Dorothee Herlyn and Rajasekharan Somasundaram

Tech ID

Wistar scientists have developed novel peptides that mimic a BRAF mutation (BRAFV600E) which is expressed in a majority of melanomas. These mutated BRAF peptides stimulate T cell proliferation in melanoma patients who express HLA-2; this HLA type is expressed by about 50% of melanoma patients. Vaccines against BRAFV600E may induce both Class I and Class II-restricted lymphocyte responses and, as such, would be a useful tool for immunotherapy of melanoma.


In pre-clinical studies, 4 of 5 melanoma patients with BRAFV600E-positive lesions mounted a significant immune response (T cell proliferation) to stimulation with BRAFV600E peptide, thus demonstrating the feasibility of this immunotherapy in melanoma patients.

Key Words
cancer vaccines, melanoma, mutated BRAF
Applications and Advantages

Melanoma is a very serious and increasingly prevalent skin cancer. More than 100,000 new cases are diagnosed in the U.S. each year and the incidence of this cancer is increasing by about 10% annually. Melanoma is the fifth most common cancer in men and the sixth most common cancer in women, causing over 7,500 deaths in the U.S. each year. The Wistar technology represents a novel therapeutic approach for this lethal disease.

Intellectual Property Status

PCT Application No. PCT/US2006/25324 (WO 2007/002811, published 01/4/2007); a U.S. application has been filed.

Licensing Opportunity

This technology is available for exclusive license to a company developing vaccines against melanoma.

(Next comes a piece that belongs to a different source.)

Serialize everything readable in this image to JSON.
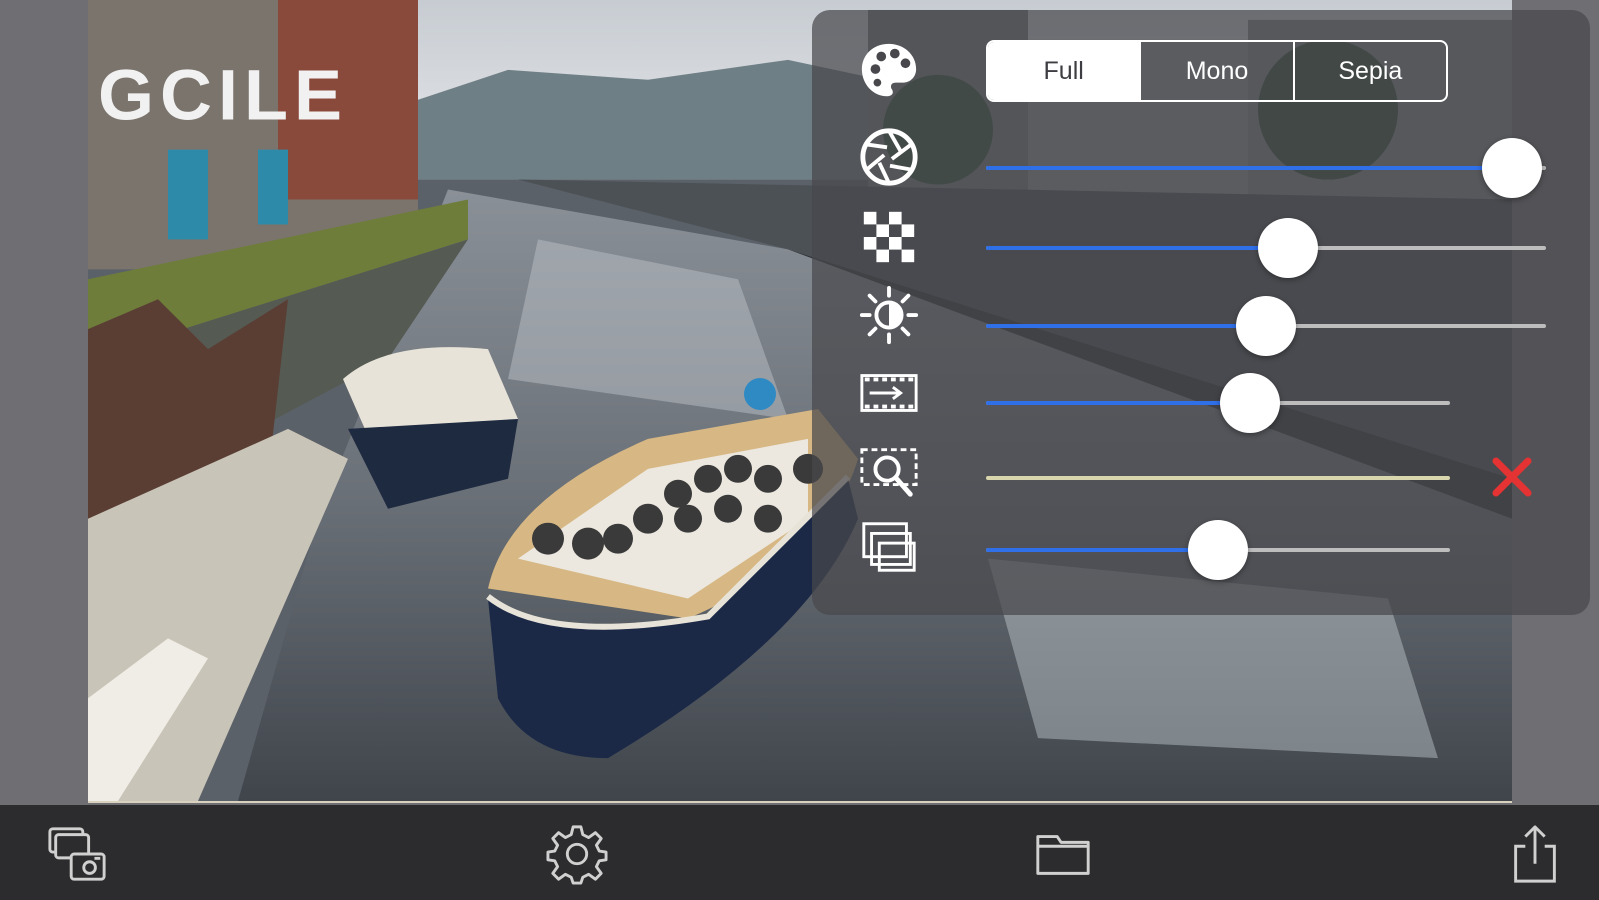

Sponsored research to further develop the technology will also be considered.

Relevant Publication(s)

Somasundaram et al. (2006) Human Leokocyte Antigen-A2-Restricted CTL Responses to Mutated BRAF Peptides in Melanoma Patients, Cancer Research Vol. 66 No. 6, 3287-3293